  7. 7. MIDDLE EASTbecome a global company by creatingan aerospace industrial hub like Tou-louse but based in Abu Dhabi, UAE. Engine leasing is a newer concept inthe region, as airlines usually have beenowners of spare engines. These com-panies are providing financial options toairlines to lease spare engines for theirfleet of aircraft. Engines are high-valueassets that take up a company’s liq-uid resources. For many, leasing spareengines provides greater liquidity on theirbalance sheets. Engine lessors provideflexibility through short-, medium- andlong-term solutions that appeal to air-lines in the region.

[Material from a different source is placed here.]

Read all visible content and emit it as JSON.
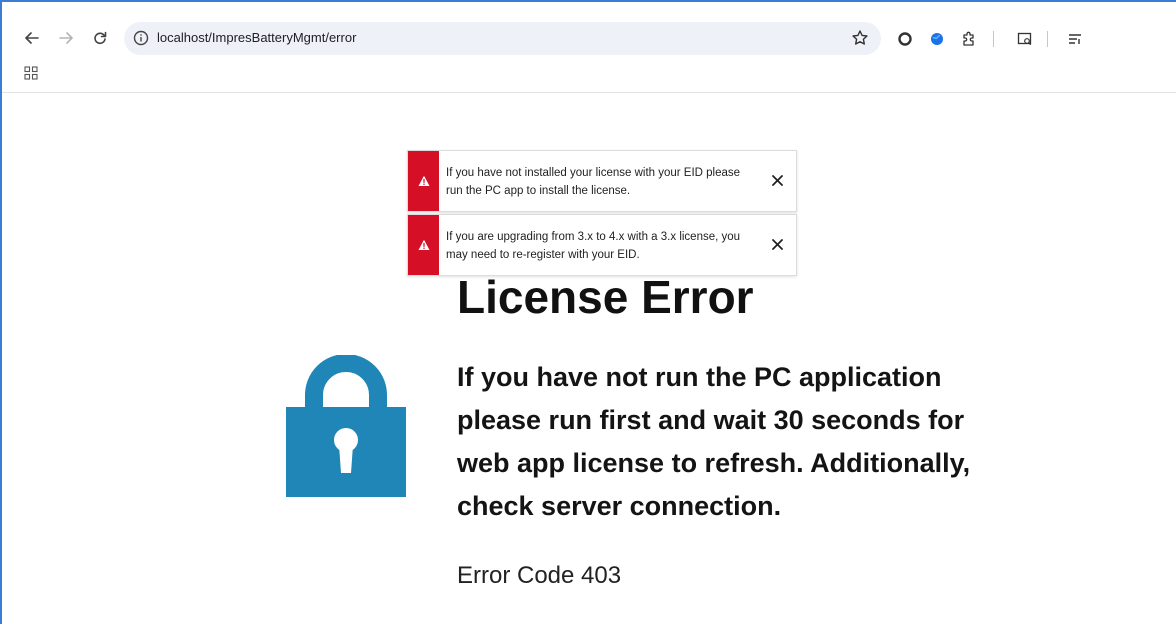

Engine Lease FinanceCompany is the biggest engine leasingcompany in the world. It provides finan-cial services to airlines and maintenance,repair and overhaul (MRO) firms, andhas about 240 engines in its portfolio. GECapital Aviation services also offers simi-lar services to its clients worldwide. Theregion’s first engine leasing companywas started by Mubadala Aerospace inAbu Dhabi under the name of Sanad.Sanad provides engine and componentfinancing to its customers, which includeAir Berlin and Etihad Airways. Monis Ahmed Hasan is an aviation strategy executive who was born and raised in Dubai, UAE. He helps avia-MAINTENANCE AND MRO ISSUES tion companies envision and execute their business vision and strategy in the booming Middle East region.Airlines in the Middle East have big fleets His life ambition is to play a leading role in shaping the future of the new Maritime Silk Road in the Gulf andand a surge of new aircraft deliveries are Indian subcontinent and have fun while doing it.coming in. This is keeping them focused He has previously worked as a business planning and development manager at Emirates Airlines and ason their main business of air transporta- a lecturer for business courses at Emirates Aviation College - aerospace and academic studies in Dubai.tion. They are using cost-saving measures His experience also includes working at SH&E, Simat, Helliesen & Eichner, an air transport consultancyin other areas such as engineering, out- based in New York, where he worked in the airline privatisation and aircraft asset management practices. Hesourcing work to external parties. So they holds a bachelor of science in aviation business administration from Embry Riddle Aeronautical Universityare outsourcing contacts of maintenance in to established MROs, which cre- Monis is currently based in Dubai, and can be contacted in connection with professional opportunities atates more work potential in the Middle region. The trend is for these MROsto provide a package of customised ser-vices for airlines that addresses all their including air transport, military, busi- provider approved by original equip-line and base maintenance needs to win ness aviation and civil helicopters, is ment manufacturers to the region.their business. expected to grow. The total will increase Mubadala Aerospace is also creating TeamSAI is an aviation consulting from $7 billion in 2010 to $11.2 billion in a military MRO in Al Ain supported byfirm providing strategic and tactical 2019, showing a 5.3% annual increase, Sikorsky called Ammroc Advancedsolutions in MRO. During the MRO Mid- according to figures presented Aero- Military Maintenance Repair and Over-dle East exhibition earlier this year strategy. MROs and airline maintenance haul Center. The focus of companies inthe company presented research that companies are therefore expanding in the region continues to be fleet perfor-showed profits have been pretty elusive preparation for such a high growth rate. mance of aircraft in operation. However,for aftermarket companies in the region Mubadala Aerospace in Abu Dhabi the Middle East can play a vital role asso far but a lot of positive developments is working in partnership, through its a hub for aircraft maintenance for thehave taken place in preparation for the subsidiary Abu Dhabi Aircraft Technolo- region covering Africa, the Middle Eastcoming growth in maintenance work. gies, with GE and the Engine Alliance on and Australasia. As the fastest growingIn the next 10 years, the total after- engine maintenance, and SR Technics aviation region, this presents enormousmarket spend base in the Middle East, is bringing the first network overhaul economic potential.56 Airline Economics September/October 2011